Management Decisions Made by Physician Assistants and Nurse Practitioners in Cutaneous Malignant Melanoma Patients: Impact of a 31-Gene Expression Profile Test

November 2018 | Volume 17 | Issue 11 | Original Article | 1220 | Copyright © November 2018

Rachel S. Mirsky BA,a Giselle Prado MD,b Ryan M. Svoboda MD MS,c Alex M. Glazer MD,d Darrell S. Rigel MD MSe

aMedical Student, Albert Einstein College of Medicine, Bronx, NY bClinical Research Fellow, National Society for Cutaneous Medicine, New York, NY cClinical Research Fellow, Department of Dermatology, Duke University School of Medicine, Durham, NC dResident, Division of Dermatology, University of Arizona, Tucson, AZ eClinical Professor, Department of Dermatology, NYU School of Medicine, New York, NY

al rates that correspond to unique genetic expression patterns.6 This classification system has been shown to work synergistically to improve prognostication when used in conjunction with previously established tools, such as the AJCC risk calculator.10 Although the ability of the test to risk-stratify patients is well established, its impact on clinician management is a newer area of study. Prior studies have demonstrated the clinical utility of a 31-GEP test on physician decision making.11,12 The effect of the results on management decisions made by physician assistants and nurse practitioners (PA/NPs), who comprise a significant portion of the dermatologic workforce, has been less studied.13 Thus, the goal of this study was to determine the impact of this technology on the management of cutaneous melanoma patients by this group.


PA/NPs who attended a national dermatology conference completed an online survey with six melanoma patient vignettes. Each vignette presented patient age, gender, and history of skin cancer, along with lesion characteristics of Breslow thickness, ulceration, and presence of mitoses. Respondents answered a series of questions using pre and post-test methodology to evaluate the effect of lower and higher risk 31-GEP test results on management (decision to order SLNBx or radiologic imaging and recommended follow-up interval [q3 months, q6 months, q9 months, and q12 months]).The primary outcomes were the proportion of respondents who would alter their decision to perform a SLNBx or obtain imaging with the addition of 31-GEP test results, as well as the proportion who would alter their recommended follow-up interval. McNemar’s test was performed for assessing categorical variables, and the Wilcoxon signed rank test was performed for assessing ordinal variables. Clinical recommendations for lower and higher risk 31-GEP test results were compared to baseline (without 31-GEP test result).

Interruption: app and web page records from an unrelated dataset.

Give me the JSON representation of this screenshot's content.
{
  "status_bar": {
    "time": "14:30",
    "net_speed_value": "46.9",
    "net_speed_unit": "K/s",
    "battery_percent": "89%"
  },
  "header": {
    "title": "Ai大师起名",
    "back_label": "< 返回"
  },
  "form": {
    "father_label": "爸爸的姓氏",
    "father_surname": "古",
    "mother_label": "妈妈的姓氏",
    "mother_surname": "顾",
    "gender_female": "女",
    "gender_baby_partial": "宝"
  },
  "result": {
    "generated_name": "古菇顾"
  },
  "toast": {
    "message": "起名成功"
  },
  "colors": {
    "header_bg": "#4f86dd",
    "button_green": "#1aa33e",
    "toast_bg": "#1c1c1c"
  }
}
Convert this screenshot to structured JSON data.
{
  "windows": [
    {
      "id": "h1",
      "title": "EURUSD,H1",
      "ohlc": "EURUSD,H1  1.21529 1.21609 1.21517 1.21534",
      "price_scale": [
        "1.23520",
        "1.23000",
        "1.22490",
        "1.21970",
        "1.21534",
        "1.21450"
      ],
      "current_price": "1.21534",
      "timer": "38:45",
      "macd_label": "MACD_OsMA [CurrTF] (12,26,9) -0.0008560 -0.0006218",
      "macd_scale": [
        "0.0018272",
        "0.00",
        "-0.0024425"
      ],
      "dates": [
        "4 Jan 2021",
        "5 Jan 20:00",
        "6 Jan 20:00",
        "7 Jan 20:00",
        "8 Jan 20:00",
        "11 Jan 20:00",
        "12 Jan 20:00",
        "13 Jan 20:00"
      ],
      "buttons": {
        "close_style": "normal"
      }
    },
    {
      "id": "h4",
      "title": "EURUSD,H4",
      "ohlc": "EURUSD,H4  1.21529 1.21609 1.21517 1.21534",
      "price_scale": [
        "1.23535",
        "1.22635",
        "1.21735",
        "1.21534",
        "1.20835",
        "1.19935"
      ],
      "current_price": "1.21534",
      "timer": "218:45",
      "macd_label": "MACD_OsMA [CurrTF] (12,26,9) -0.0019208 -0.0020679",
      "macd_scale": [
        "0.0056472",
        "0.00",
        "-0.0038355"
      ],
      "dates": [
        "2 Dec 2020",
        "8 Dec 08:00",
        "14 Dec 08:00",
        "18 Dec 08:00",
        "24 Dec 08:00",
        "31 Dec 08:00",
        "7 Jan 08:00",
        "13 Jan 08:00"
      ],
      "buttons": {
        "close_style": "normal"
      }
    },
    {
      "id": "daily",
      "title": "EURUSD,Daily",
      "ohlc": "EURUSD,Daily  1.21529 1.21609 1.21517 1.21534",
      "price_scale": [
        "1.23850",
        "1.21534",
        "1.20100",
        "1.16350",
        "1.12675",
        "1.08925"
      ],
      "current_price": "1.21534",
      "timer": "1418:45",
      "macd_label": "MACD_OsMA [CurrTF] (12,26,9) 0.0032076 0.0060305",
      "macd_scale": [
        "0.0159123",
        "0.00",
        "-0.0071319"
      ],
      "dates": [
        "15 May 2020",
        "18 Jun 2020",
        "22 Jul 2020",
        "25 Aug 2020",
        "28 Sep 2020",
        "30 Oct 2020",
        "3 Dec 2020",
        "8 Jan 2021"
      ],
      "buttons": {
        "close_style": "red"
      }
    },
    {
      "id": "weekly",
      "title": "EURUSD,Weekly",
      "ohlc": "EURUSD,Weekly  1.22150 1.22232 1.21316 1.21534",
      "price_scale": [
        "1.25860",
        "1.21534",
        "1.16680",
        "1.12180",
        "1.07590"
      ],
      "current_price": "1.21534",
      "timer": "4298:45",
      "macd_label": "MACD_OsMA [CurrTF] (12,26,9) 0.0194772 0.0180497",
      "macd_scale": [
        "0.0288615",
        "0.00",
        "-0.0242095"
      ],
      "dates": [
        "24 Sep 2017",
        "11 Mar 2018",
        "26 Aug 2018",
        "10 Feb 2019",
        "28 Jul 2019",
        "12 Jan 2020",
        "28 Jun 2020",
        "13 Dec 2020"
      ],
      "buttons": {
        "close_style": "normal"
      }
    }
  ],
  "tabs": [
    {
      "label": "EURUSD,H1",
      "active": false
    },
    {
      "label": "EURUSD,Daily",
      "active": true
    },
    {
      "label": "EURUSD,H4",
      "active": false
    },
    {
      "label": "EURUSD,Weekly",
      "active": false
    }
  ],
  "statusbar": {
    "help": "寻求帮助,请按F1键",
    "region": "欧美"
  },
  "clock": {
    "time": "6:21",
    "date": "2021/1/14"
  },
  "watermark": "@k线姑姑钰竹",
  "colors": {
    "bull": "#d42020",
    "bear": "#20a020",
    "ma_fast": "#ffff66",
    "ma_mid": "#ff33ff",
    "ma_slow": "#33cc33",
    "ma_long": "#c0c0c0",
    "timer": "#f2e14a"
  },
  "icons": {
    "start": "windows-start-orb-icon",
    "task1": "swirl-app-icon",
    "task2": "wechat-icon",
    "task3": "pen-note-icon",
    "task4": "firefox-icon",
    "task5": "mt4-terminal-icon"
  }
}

Respondent and Patient Vignette Characteristics Overall, 164/195 (84.1% response rate) PA/NPs completed the survey. Of the respondents, 121 were PAs (73.8%) and 43 were NPs (26.2%). On average, participants reported being in dermatologic practice for 1.6 years (range, 0-4 years). Melanoma patient vignette characteristics and overall results are summarized (Table 1 and Figure 1).Impact of 31-GEP Test Results on Decision to Refer for SLNBx A lower risk 31-GEP test result led to a statistically significant decrease in the proportion of SLNBx recommended by respon-Figure1